By decongesting the law enforcement system, plea bargaining enables prosecutors to concentrate on the few significant cases where severe punishment is required. In corruption cases, junior government officers who were bribed with small sums are allowed to plea-bargain so that the prosecution may concentrate on putting the senior officers in jail.

At the same time, by plea bargaining, the prosecution is able to secure the cooperation of such junior officers to testify against their seniors. In a corrupt transaction, a bargain given to the lesser players on condition that they help in the prosecution and conviction of the major players.

But dangers lurk in the process. Sometimes, plea bargaining itself becomes an avenue for corruption. The leeway granted to investigators and prosecutors to plea-bargain could be used by the same prosecutors to enter into corrupt transactions with suspects. It is also accused of subverting the due administration of justice by making the outcome of an investigation dependent on the negotiation skills of the accused’s lawyer other than the strength of the evidence and the court’s conscience. In other cases, it is thought to encourage the people to plead guilty to offences they have not committed, rather than deal with the uncertainties of trial.

But its proponents say that the evils that come with its practice are far outweighed by the benefits. The American criminal law administration has in fact become so reliant on it that it is said that the system would cease to function if plea-bargaining was stopped. Some researchers estimate that 90 percent of all convictions in the US are obtained through the system.

While most other countries detest the practice, it is said to be slowly creeping into each country.
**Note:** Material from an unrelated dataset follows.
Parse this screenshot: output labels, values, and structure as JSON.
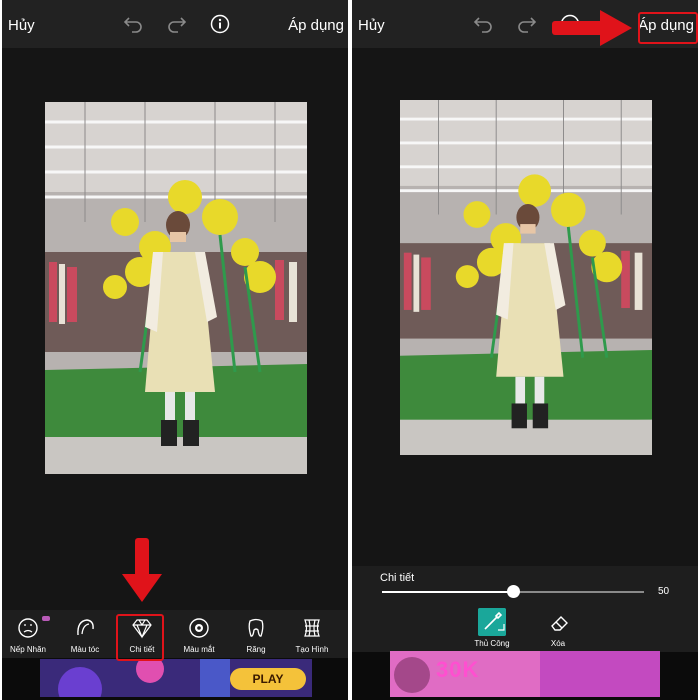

In Kenya, although it is not legally allowed, it is widely practised in murder cases, where the criminal suspects agree to admit to charges of manslaughter rather than risk the death sentence. The Attorney-General’s office often agrees to this arrangement where there is a real risk of the suspect being acquitted on the murder charges.

The Criminal Procedure Code also adopts the spirit of plea bargaining in Section 176 where it says: “In all cases, the court may promote reconciliation and encourage and facilitate the settlement in an amicable way of proceedings for common assault, or for any other offence of a personal or private nature not amounting to felony, and not aggravated in degree, on term of payment of compensation or other terms approved by the court, and may thereupon order the proceedings to be stayed or terminated.”

If adopted in corruption prosecutions, plea bargaining will enable the state to enter into agreements with accused people, by which suspects agree to pay back monies or property corruptly obtained in exchange for lenient sentences. It will also enable the state to secure the cooperation of employees and junior government officers in the prosecution of the “real” beneficiaries of corrupt deals. And as the successful detection of corruption often depends on insider information, a promise of leniency will encourage participants to blow the whistle on co-suspects.

Legal scholars have suggested many ways of dealing with the weaknesses of plea bargaining. One is to grant courts more influence in the type of bargain entered into. In doing so, the public interest I every bargain is protected and the possibility of corrupt collusion between prosecutors and the accused people is eradicated. The courts could also be given the role of supervising the accused’s compliance with the terms of the bargain. A remnant power would rest with the judicial officer to revert to a severe sentence where the accused person fails to comply as required.

Many cases that would bog down the criminal prosecution system can thus be dealt with speedily and conclusively. Convictions will be better assured in the significant cases. Without plea bargaining, the 60 per cent failure rate in public prosecutions will remain and the fight against corruption will fail.